[App and web page records]
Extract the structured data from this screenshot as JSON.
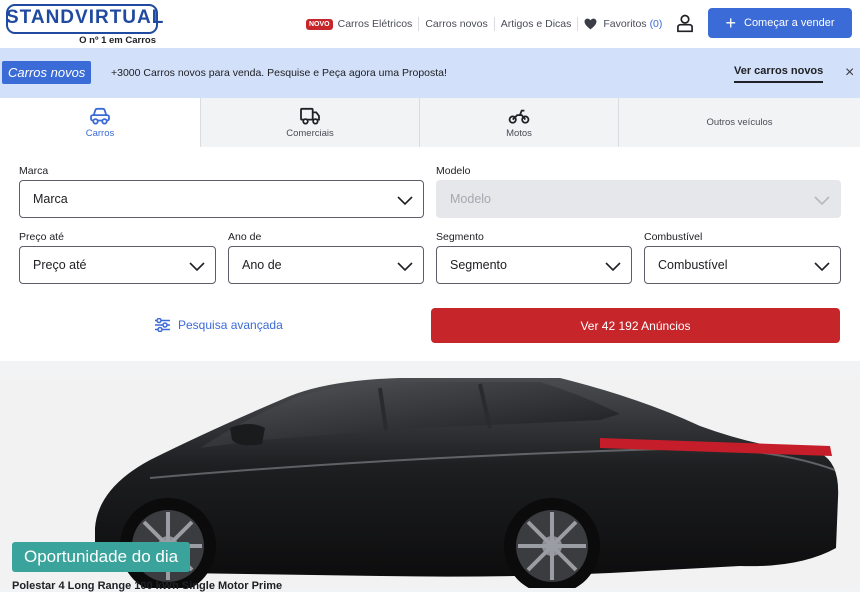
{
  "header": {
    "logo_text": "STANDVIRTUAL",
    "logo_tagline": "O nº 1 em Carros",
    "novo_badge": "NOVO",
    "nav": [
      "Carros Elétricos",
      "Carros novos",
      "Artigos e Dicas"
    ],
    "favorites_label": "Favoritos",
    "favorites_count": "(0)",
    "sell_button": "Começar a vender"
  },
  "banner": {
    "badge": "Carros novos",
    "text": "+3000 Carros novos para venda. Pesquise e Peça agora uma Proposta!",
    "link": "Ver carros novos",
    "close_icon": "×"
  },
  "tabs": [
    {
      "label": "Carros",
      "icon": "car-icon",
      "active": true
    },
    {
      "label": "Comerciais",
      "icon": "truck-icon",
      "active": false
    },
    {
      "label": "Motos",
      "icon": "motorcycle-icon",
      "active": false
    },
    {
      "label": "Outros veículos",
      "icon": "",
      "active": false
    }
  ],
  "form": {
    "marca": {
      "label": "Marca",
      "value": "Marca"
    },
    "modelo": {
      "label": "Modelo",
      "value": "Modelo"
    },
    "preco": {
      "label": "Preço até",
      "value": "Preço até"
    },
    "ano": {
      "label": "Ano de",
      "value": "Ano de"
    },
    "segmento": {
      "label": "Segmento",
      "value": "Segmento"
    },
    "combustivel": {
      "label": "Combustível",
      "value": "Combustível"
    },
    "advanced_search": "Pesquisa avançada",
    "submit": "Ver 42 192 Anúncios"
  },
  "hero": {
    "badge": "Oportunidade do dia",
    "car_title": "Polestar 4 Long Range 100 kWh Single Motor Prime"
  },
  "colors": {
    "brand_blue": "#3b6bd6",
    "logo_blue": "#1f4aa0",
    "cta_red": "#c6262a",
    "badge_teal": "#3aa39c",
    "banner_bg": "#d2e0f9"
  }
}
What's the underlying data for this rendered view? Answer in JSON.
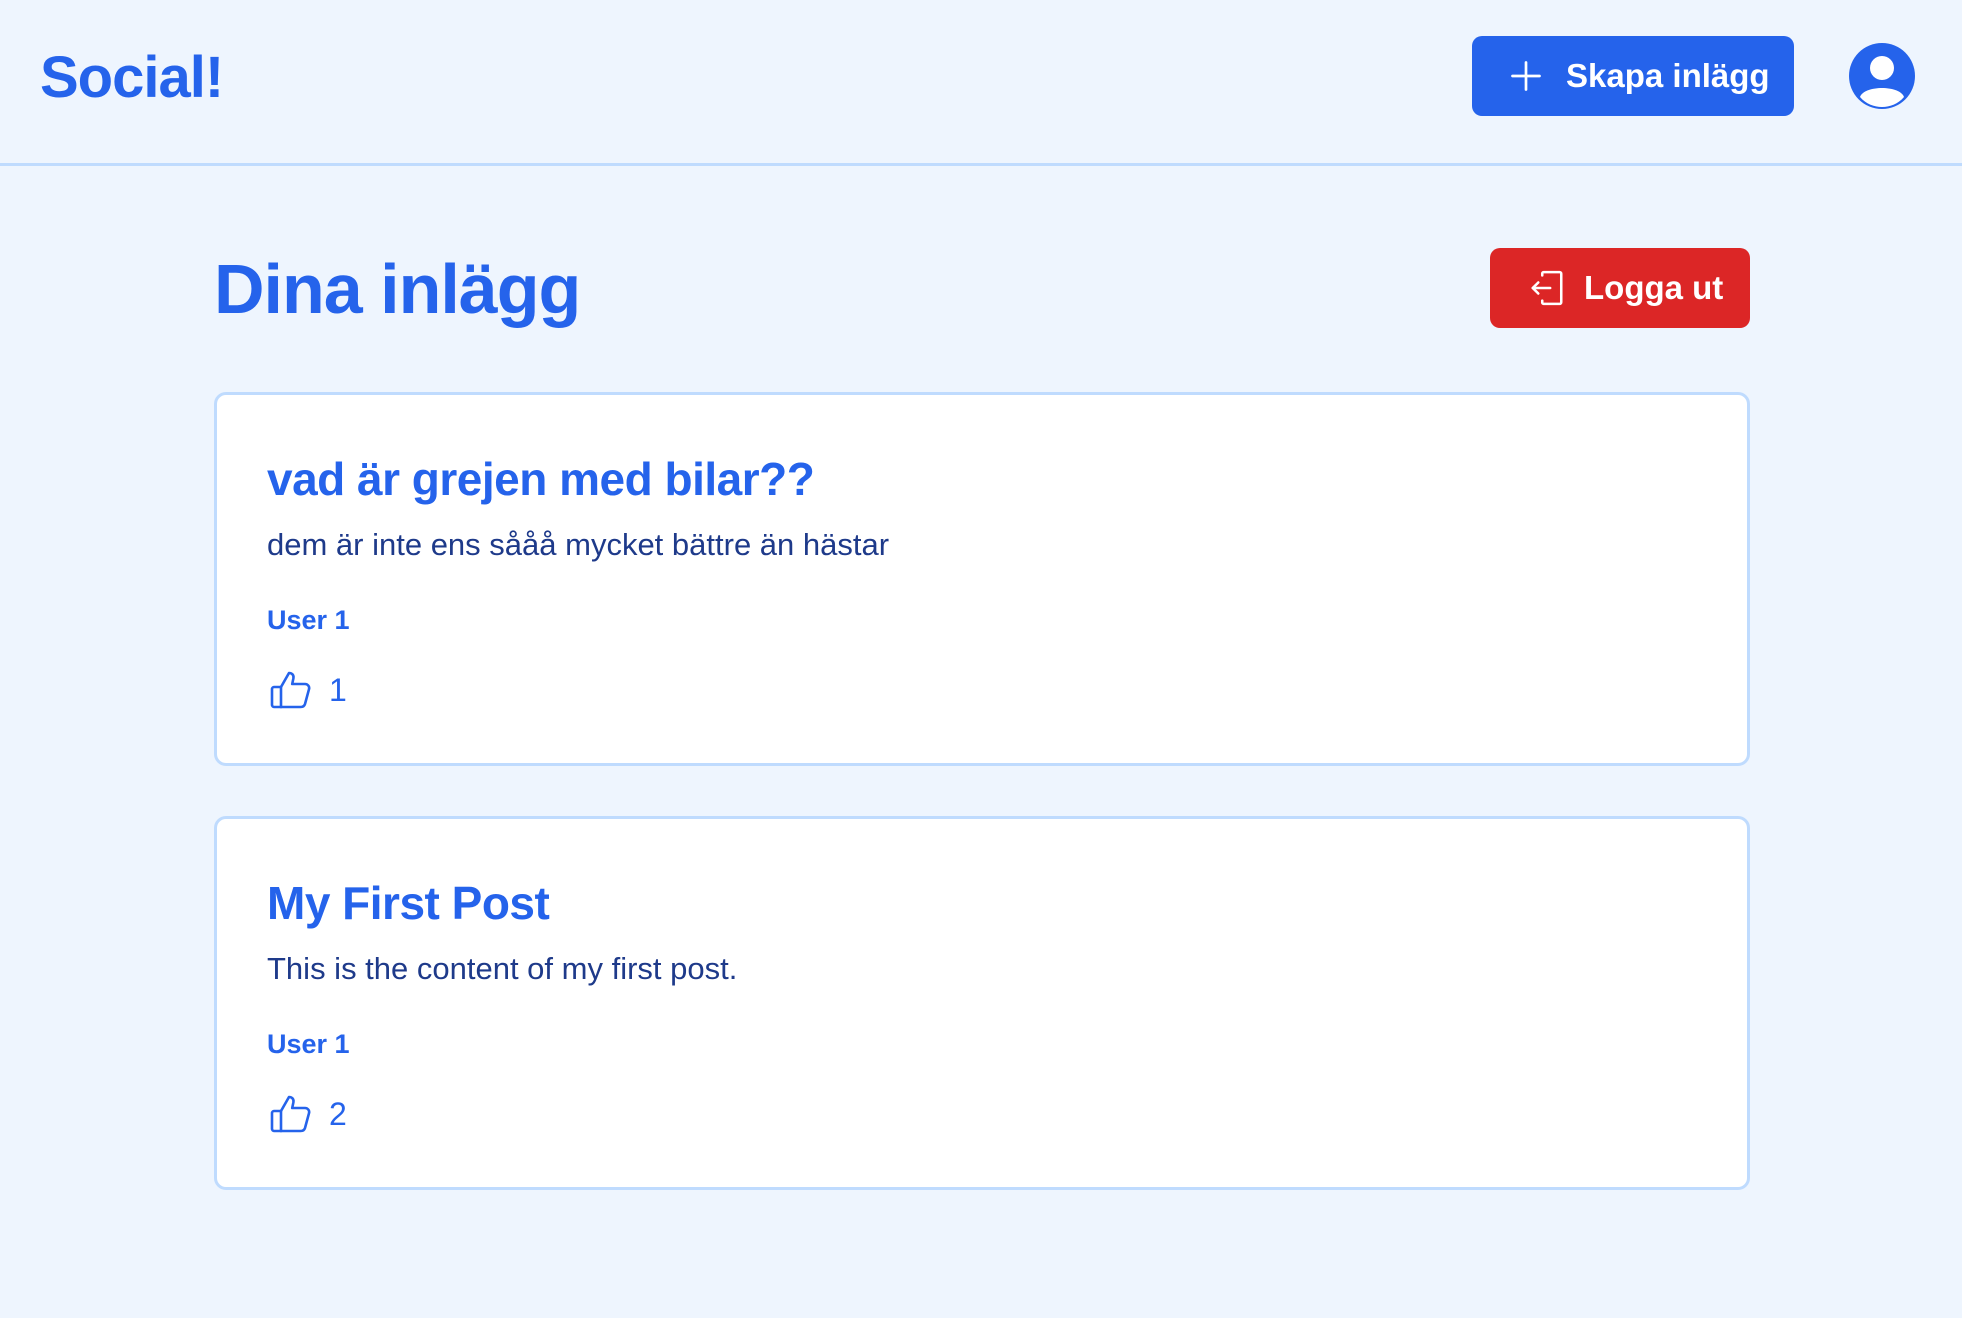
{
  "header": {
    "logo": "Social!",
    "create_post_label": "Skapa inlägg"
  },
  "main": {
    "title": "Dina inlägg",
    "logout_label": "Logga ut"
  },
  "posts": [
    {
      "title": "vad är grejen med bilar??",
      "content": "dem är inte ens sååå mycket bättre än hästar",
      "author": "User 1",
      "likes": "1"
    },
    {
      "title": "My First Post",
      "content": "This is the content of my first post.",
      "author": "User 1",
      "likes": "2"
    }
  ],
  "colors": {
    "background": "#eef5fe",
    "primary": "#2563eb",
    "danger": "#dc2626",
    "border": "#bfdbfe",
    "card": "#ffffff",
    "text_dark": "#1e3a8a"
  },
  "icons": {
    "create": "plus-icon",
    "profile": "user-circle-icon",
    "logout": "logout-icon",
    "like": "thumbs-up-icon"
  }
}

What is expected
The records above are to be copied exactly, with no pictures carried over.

Solution
Extract the structured data from this screenshot as JSON.
{
  "header": {
    "logo_text": "STANDVIRTUAL",
    "logo_tagline": "O nº 1 em Carros",
    "novo_badge": "NOVO",
    "nav": [
      "Carros Elétricos",
      "Carros novos",
      "Artigos e Dicas"
    ],
    "favorites_label": "Favoritos",
    "favorites_count": "(0)",
    "sell_button": "Começar a vender"
  },
  "banner": {
    "badge": "Carros novos",
    "text": "+3000 Carros novos para venda. Pesquise e Peça agora uma Proposta!",
    "link": "Ver carros novos",
    "close_icon": "×"
  },
  "tabs": [
    {
      "label": "Carros",
      "icon": "car-icon",
      "active": true
    },
    {
      "label": "Comerciais",
      "icon": "truck-icon",
      "active": false
    },
    {
      "label": "Motos",
      "icon": "motorcycle-icon",
      "active": false
    },
    {
      "label": "Outros veículos",
      "icon": "",
      "active": false
    }
  ],
  "form": {
    "marca": {
      "label": "Marca",
      "value": "Marca"
    },
    "modelo": {
      "label": "Modelo",
      "value": "Modelo"
    },
    "preco": {
      "label": "Preço até",
      "value": "Preço até"
    },
    "ano": {
      "label": "Ano de",
      "value": "Ano de"
    },
    "segmento": {
      "label": "Segmento",
      "value": "Segmento"
    },
    "combustivel": {
      "label": "Combustível",
      "value": "Combustível"
    },
    "advanced_search": "Pesquisa avançada",
    "submit": "Ver 42 192 Anúncios"
  },
  "hero": {
    "badge": "Oportunidade do dia",
    "car_title": "Polestar 4 Long Range 100 kWh Single Motor Prime"
  },
  "colors": {
    "brand_blue": "#3b6bd6",
    "logo_blue": "#1f4aa0",
    "cta_red": "#c6262a",
    "badge_teal": "#3aa39c",
    "banner_bg": "#d2e0f9"
  }
}
What's the underlying data for this rendered view? Answer in JSON.
{
  "header": {
    "logo": "Social!",
    "create_post_label": "Skapa inlägg"
  },
  "main": {
    "title": "Dina inlägg",
    "logout_label": "Logga ut"
  },
  "posts": [
    {
      "title": "vad är grejen med bilar??",
      "content": "dem är inte ens sååå mycket bättre än hästar",
      "author": "User 1",
      "likes": "1"
    },
    {
      "title": "My First Post",
      "content": "This is the content of my first post.",
      "author": "User 1",
      "likes": "2"
    }
  ],
  "colors": {
    "background": "#eef5fe",
    "primary": "#2563eb",
    "danger": "#dc2626",
    "border": "#bfdbfe",
    "card": "#ffffff",
    "text_dark": "#1e3a8a"
  },
  "icons": {
    "create": "plus-icon",
    "profile": "user-circle-icon",
    "logout": "logout-icon",
    "like": "thumbs-up-icon"
  }
}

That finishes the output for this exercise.